*** MATERIAL PROVIDED

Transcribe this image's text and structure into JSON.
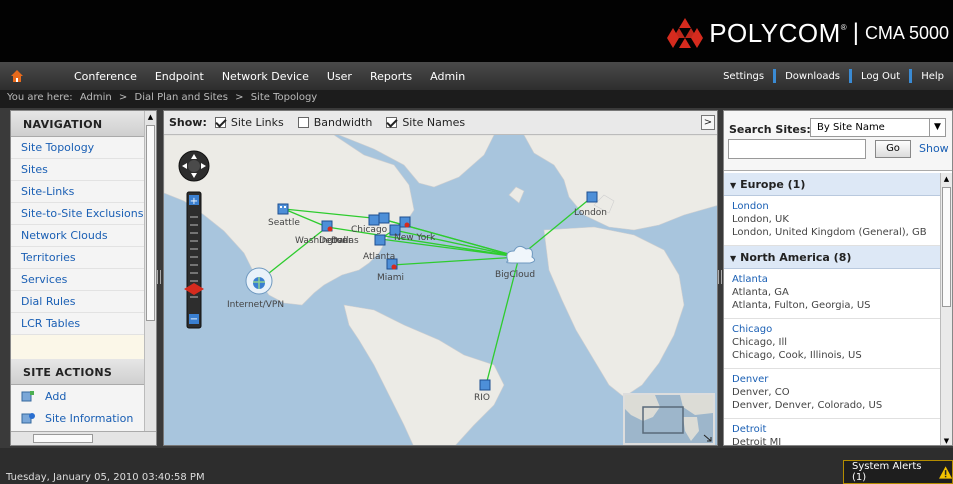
{
  "header": {
    "brand": "POLYCOM",
    "brand_mark": "®",
    "separator": "|",
    "product": "CMA 5000"
  },
  "menu": {
    "items": [
      "Conference",
      "Endpoint",
      "Network Device",
      "User",
      "Reports",
      "Admin"
    ],
    "utility": [
      "Settings",
      "Downloads",
      "Log Out",
      "Help"
    ]
  },
  "breadcrumb": {
    "prefix": "You are here:",
    "path": [
      "Admin",
      ">",
      "Dial Plan and Sites",
      ">",
      "Site Topology"
    ]
  },
  "navigation": {
    "title": "NAVIGATION",
    "items": [
      "Site Topology",
      "Sites",
      "Site-Links",
      "Site-to-Site Exclusions",
      "Network Clouds",
      "Territories",
      "Services",
      "Dial Rules",
      "LCR Tables"
    ]
  },
  "site_actions": {
    "title": "SITE ACTIONS",
    "items": [
      "Add",
      "Site Information"
    ]
  },
  "show_bar": {
    "label": "Show:",
    "options": [
      {
        "label": "Site Links",
        "checked": true
      },
      {
        "label": "Bandwidth",
        "checked": false
      },
      {
        "label": "Site Names",
        "checked": true
      }
    ],
    "collapse": ">"
  },
  "map": {
    "labels": [
      "Seattle",
      "Chicago",
      "New York",
      "Denver",
      "Dallas",
      "Washington",
      "Atlanta",
      "Miami",
      "London",
      "BigCloud",
      "Internet/VPN",
      "RIO"
    ]
  },
  "search": {
    "label": "Search Sites:",
    "mode": "By Site Name",
    "go": "Go",
    "show_all": "Show All"
  },
  "results": {
    "groups": [
      {
        "name": "Europe (1)",
        "sites": [
          {
            "name": "London",
            "line1": "London, UK",
            "line2": "London, United Kingdom (General), GB"
          }
        ]
      },
      {
        "name": "North America (8)",
        "sites": [
          {
            "name": "Atlanta",
            "line1": "Atlanta, GA",
            "line2": "Atlanta, Fulton, Georgia, US"
          },
          {
            "name": "Chicago",
            "line1": "Chicago, Ill",
            "line2": "Chicago, Cook, Illinois, US"
          },
          {
            "name": "Denver",
            "line1": "Denver, CO",
            "line2": "Denver, Denver, Colorado, US"
          },
          {
            "name": "Detroit",
            "line1": "Detroit MI",
            "line2": ""
          }
        ]
      }
    ]
  },
  "status": {
    "datetime": "Tuesday, January 05, 2010 03:40:58 PM",
    "alerts": "System Alerts (1)"
  },
  "colors": {
    "link": "#1a5fb4",
    "site_line": "#2ecc2e",
    "brand_red": "#d52b1e",
    "accent_blue": "#3a8bd4"
  }
}
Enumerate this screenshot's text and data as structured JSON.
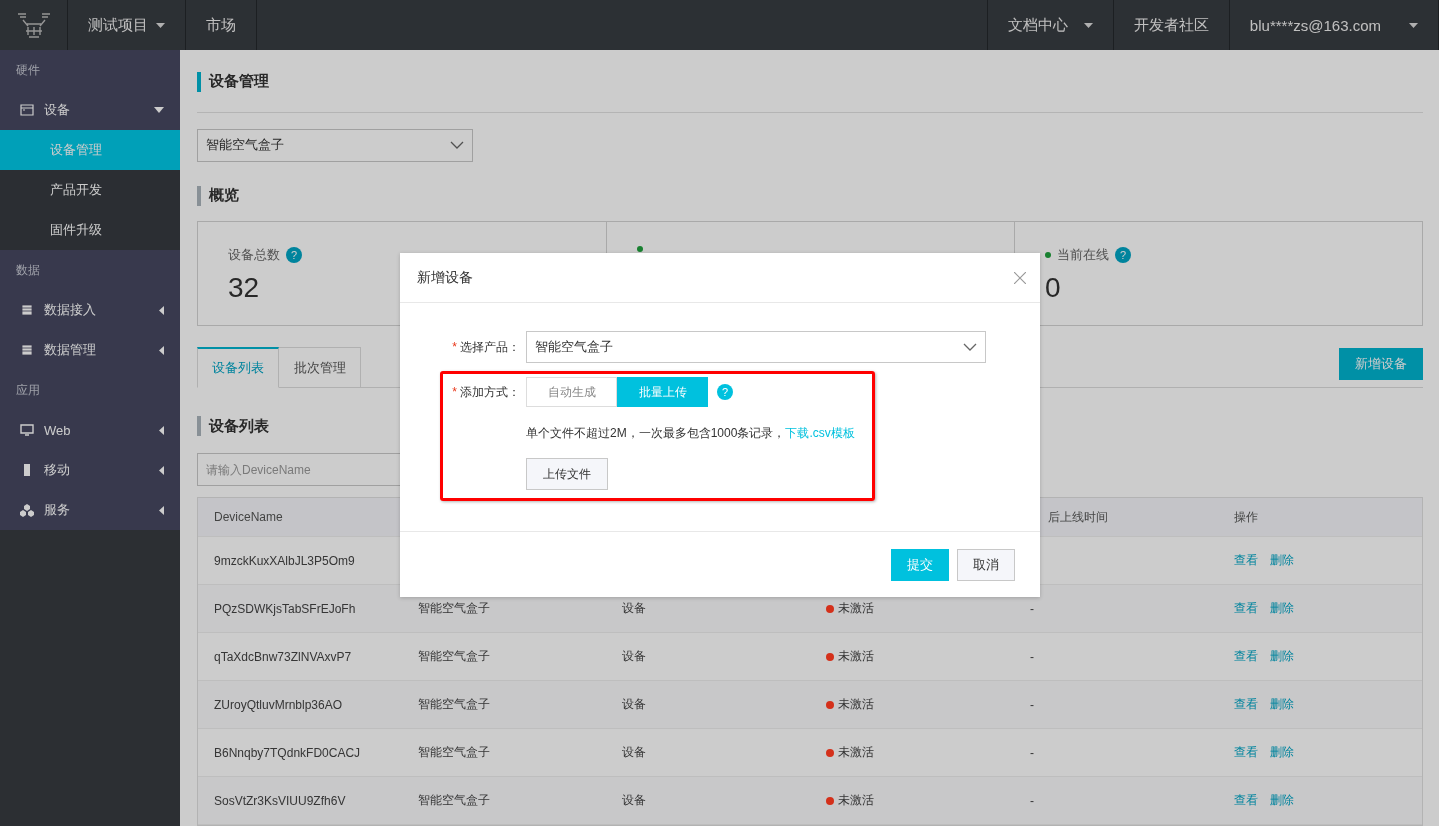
{
  "topbar": {
    "project": {
      "label": "测试项目",
      "dropdown": true
    },
    "nav": [
      {
        "label": "市场",
        "dropdown": false
      }
    ],
    "right": [
      {
        "label": "文档中心",
        "dropdown": true
      },
      {
        "label": "开发者社区",
        "dropdown": false
      },
      {
        "label": "blu****zs@163.com",
        "dropdown": true
      }
    ]
  },
  "sidebar": {
    "sections": [
      {
        "label": "硬件",
        "items": [
          {
            "label": "设备",
            "kind": "window",
            "expanded": true,
            "children": [
              {
                "label": "设备管理",
                "selected": true
              },
              {
                "label": "产品开发",
                "selected": false
              },
              {
                "label": "固件升级",
                "selected": false
              }
            ]
          }
        ]
      },
      {
        "label": "数据",
        "items": [
          {
            "label": "数据接入",
            "kind": "doc",
            "expanded": false
          },
          {
            "label": "数据管理",
            "kind": "doc",
            "expanded": false
          }
        ]
      },
      {
        "label": "应用",
        "items": [
          {
            "label": "Web",
            "kind": "monitor",
            "expanded": false
          },
          {
            "label": "移动",
            "kind": "phone",
            "expanded": false
          },
          {
            "label": "服务",
            "kind": "cubes",
            "expanded": false
          }
        ]
      }
    ]
  },
  "page_title": "设备管理",
  "product_select": {
    "value": "智能空气盒子"
  },
  "overview": {
    "title": "概览",
    "cards": [
      {
        "label": "设备总数",
        "dot": false,
        "help": "?",
        "value": "32"
      },
      {
        "dot": true
      },
      {
        "label": "当前在线",
        "dot": true,
        "help": "?",
        "value": "0"
      }
    ]
  },
  "tabs": [
    {
      "label": "设备列表",
      "selected": true
    },
    {
      "label": "批次管理",
      "selected": false
    }
  ],
  "add_button": "新增设备",
  "list_title": "设备列表",
  "search": {
    "placeholder": "请输入DeviceName"
  },
  "table": {
    "header": {
      "device_name": "DeviceName",
      "last_online": "后上线时间",
      "actions": "操作"
    },
    "rows": [
      {
        "device_name": "9mzckKuxXAlbJL3P5Om9",
        "actions": [
          "查看",
          "删除"
        ]
      },
      {
        "device_name": "PQzSDWKjsTabSFrEJoFh",
        "product": "智能空气盒子",
        "type": "设备",
        "status": {
          "label": "未激活",
          "color": "#d4301a"
        },
        "last_online": "-",
        "actions": [
          "查看",
          "删除"
        ]
      },
      {
        "device_name": "qTaXdcBnw73ZlNVAxvP7",
        "product": "智能空气盒子",
        "type": "设备",
        "status": {
          "label": "未激活",
          "color": "#d4301a"
        },
        "last_online": "-",
        "actions": [
          "查看",
          "删除"
        ]
      },
      {
        "device_name": "ZUroyQtluvMrnblp36AO",
        "product": "智能空气盒子",
        "type": "设备",
        "status": {
          "label": "未激活",
          "color": "#d4301a"
        },
        "last_online": "-",
        "actions": [
          "查看",
          "删除"
        ]
      },
      {
        "device_name": "B6Nnqby7TQdnkFD0CACJ",
        "product": "智能空气盒子",
        "type": "设备",
        "status": {
          "label": "未激活",
          "color": "#d4301a"
        },
        "last_online": "-",
        "actions": [
          "查看",
          "删除"
        ]
      },
      {
        "device_name": "SosVtZr3KsVIUU9Zfh6V",
        "product": "智能空气盒子",
        "type": "设备",
        "status": {
          "label": "未激活",
          "color": "#d4301a"
        },
        "last_online": "-",
        "actions": [
          "查看",
          "删除"
        ]
      }
    ]
  },
  "dialog": {
    "title": "新增设备",
    "product": {
      "label": "选择产品：",
      "required_mark": "*",
      "value": "智能空气盒子"
    },
    "method": {
      "label": "添加方式：",
      "required_mark": "*",
      "help": "?",
      "options": [
        {
          "label": "自动生成",
          "selected": false
        },
        {
          "label": "批量上传",
          "selected": true
        }
      ]
    },
    "hint": "单个文件不超过2M，一次最多包含1000条记录，",
    "hint_link": "下载.csv模板",
    "upload_button": "上传文件",
    "buttons": [
      {
        "label": "提交",
        "kind": "primary"
      },
      {
        "label": "取消",
        "kind": "default"
      }
    ]
  }
}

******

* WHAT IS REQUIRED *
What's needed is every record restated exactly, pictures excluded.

* TASK ANSWER *
Transcribe this image's text and structure into JSON.
{
  "header": {
    "brand": "POLYCOM",
    "brand_mark": "®",
    "separator": "|",
    "product": "CMA 5000"
  },
  "menu": {
    "items": [
      "Conference",
      "Endpoint",
      "Network Device",
      "User",
      "Reports",
      "Admin"
    ],
    "utility": [
      "Settings",
      "Downloads",
      "Log Out",
      "Help"
    ]
  },
  "breadcrumb": {
    "prefix": "You are here:",
    "path": [
      "Admin",
      ">",
      "Dial Plan and Sites",
      ">",
      "Site Topology"
    ]
  },
  "navigation": {
    "title": "NAVIGATION",
    "items": [
      "Site Topology",
      "Sites",
      "Site-Links",
      "Site-to-Site Exclusions",
      "Network Clouds",
      "Territories",
      "Services",
      "Dial Rules",
      "LCR Tables"
    ]
  },
  "site_actions": {
    "title": "SITE ACTIONS",
    "items": [
      "Add",
      "Site Information"
    ]
  },
  "show_bar": {
    "label": "Show:",
    "options": [
      {
        "label": "Site Links",
        "checked": true
      },
      {
        "label": "Bandwidth",
        "checked": false
      },
      {
        "label": "Site Names",
        "checked": true
      }
    ],
    "collapse": ">"
  },
  "map": {
    "labels": [
      "Seattle",
      "Chicago",
      "New York",
      "Denver",
      "Dallas",
      "Washington",
      "Atlanta",
      "Miami",
      "London",
      "BigCloud",
      "Internet/VPN",
      "RIO"
    ]
  },
  "search": {
    "label": "Search Sites:",
    "mode": "By Site Name",
    "go": "Go",
    "show_all": "Show All"
  },
  "results": {
    "groups": [
      {
        "name": "Europe (1)",
        "sites": [
          {
            "name": "London",
            "line1": "London, UK",
            "line2": "London, United Kingdom (General), GB"
          }
        ]
      },
      {
        "name": "North America (8)",
        "sites": [
          {
            "name": "Atlanta",
            "line1": "Atlanta, GA",
            "line2": "Atlanta, Fulton, Georgia, US"
          },
          {
            "name": "Chicago",
            "line1": "Chicago, Ill",
            "line2": "Chicago, Cook, Illinois, US"
          },
          {
            "name": "Denver",
            "line1": "Denver, CO",
            "line2": "Denver, Denver, Colorado, US"
          },
          {
            "name": "Detroit",
            "line1": "Detroit MI",
            "line2": ""
          }
        ]
      }
    ]
  },
  "status": {
    "datetime": "Tuesday, January 05, 2010 03:40:58 PM",
    "alerts": "System Alerts (1)"
  },
  "colors": {
    "link": "#1a5fb4",
    "site_line": "#2ecc2e",
    "brand_red": "#d52b1e",
    "accent_blue": "#3a8bd4"
  }
}
Enumerate this screenshot's text and data as structured JSON.
{
  "topbar": {
    "project": {
      "label": "测试项目",
      "dropdown": true
    },
    "nav": [
      {
        "label": "市场",
        "dropdown": false
      }
    ],
    "right": [
      {
        "label": "文档中心",
        "dropdown": true
      },
      {
        "label": "开发者社区",
        "dropdown": false
      },
      {
        "label": "blu****zs@163.com",
        "dropdown": true
      }
    ]
  },
  "sidebar": {
    "sections": [
      {
        "label": "硬件",
        "items": [
          {
            "label": "设备",
            "kind": "window",
            "expanded": true,
            "children": [
              {
                "label": "设备管理",
                "selected": true
              },
              {
                "label": "产品开发",
                "selected": false
              },
              {
                "label": "固件升级",
                "selected": false
              }
            ]
          }
        ]
      },
      {
        "label": "数据",
        "items": [
          {
            "label": "数据接入",
            "kind": "doc",
            "expanded": false
          },
          {
            "label": "数据管理",
            "kind": "doc",
            "expanded": false
          }
        ]
      },
      {
        "label": "应用",
        "items": [
          {
            "label": "Web",
            "kind": "monitor",
            "expanded": false
          },
          {
            "label": "移动",
            "kind": "phone",
            "expanded": false
          },
          {
            "label": "服务",
            "kind": "cubes",
            "expanded": false
          }
        ]
      }
    ]
  },
  "page_title": "设备管理",
  "product_select": {
    "value": "智能空气盒子"
  },
  "overview": {
    "title": "概览",
    "cards": [
      {
        "label": "设备总数",
        "dot": false,
        "help": "?",
        "value": "32"
      },
      {
        "dot": true
      },
      {
        "label": "当前在线",
        "dot": true,
        "help": "?",
        "value": "0"
      }
    ]
  },
  "tabs": [
    {
      "label": "设备列表",
      "selected": true
    },
    {
      "label": "批次管理",
      "selected": false
    }
  ],
  "add_button": "新增设备",
  "list_title": "设备列表",
  "search": {
    "placeholder": "请输入DeviceName"
  },
  "table": {
    "header": {
      "device_name": "DeviceName",
      "last_online": "后上线时间",
      "actions": "操作"
    },
    "rows": [
      {
        "device_name": "9mzckKuxXAlbJL3P5Om9",
        "actions": [
          "查看",
          "删除"
        ]
      },
      {
        "device_name": "PQzSDWKjsTabSFrEJoFh",
        "product": "智能空气盒子",
        "type": "设备",
        "status": {
          "label": "未激活",
          "color": "#d4301a"
        },
        "last_online": "-",
        "actions": [
          "查看",
          "删除"
        ]
      },
      {
        "device_name": "qTaXdcBnw73ZlNVAxvP7",
        "product": "智能空气盒子",
        "type": "设备",
        "status": {
          "label": "未激活",
          "color": "#d4301a"
        },
        "last_online": "-",
        "actions": [
          "查看",
          "删除"
        ]
      },
      {
        "device_name": "ZUroyQtluvMrnblp36AO",
        "product": "智能空气盒子",
        "type": "设备",
        "status": {
          "label": "未激活",
          "color": "#d4301a"
        },
        "last_online": "-",
        "actions": [
          "查看",
          "删除"
        ]
      },
      {
        "device_name": "B6Nnqby7TQdnkFD0CACJ",
        "product": "智能空气盒子",
        "type": "设备",
        "status": {
          "label": "未激活",
          "color": "#d4301a"
        },
        "last_online": "-",
        "actions": [
          "查看",
          "删除"
        ]
      },
      {
        "device_name": "SosVtZr3KsVIUU9Zfh6V",
        "product": "智能空气盒子",
        "type": "设备",
        "status": {
          "label": "未激活",
          "color": "#d4301a"
        },
        "last_online": "-",
        "actions": [
          "查看",
          "删除"
        ]
      }
    ]
  },
  "dialog": {
    "title": "新增设备",
    "product": {
      "label": "选择产品：",
      "required_mark": "*",
      "value": "智能空气盒子"
    },
    "method": {
      "label": "添加方式：",
      "required_mark": "*",
      "help": "?",
      "options": [
        {
          "label": "自动生成",
          "selected": false
        },
        {
          "label": "批量上传",
          "selected": true
        }
      ]
    },
    "hint": "单个文件不超过2M，一次最多包含1000条记录，",
    "hint_link": "下载.csv模板",
    "upload_button": "上传文件",
    "buttons": [
      {
        "label": "提交",
        "kind": "primary"
      },
      {
        "label": "取消",
        "kind": "default"
      }
    ]
  }
}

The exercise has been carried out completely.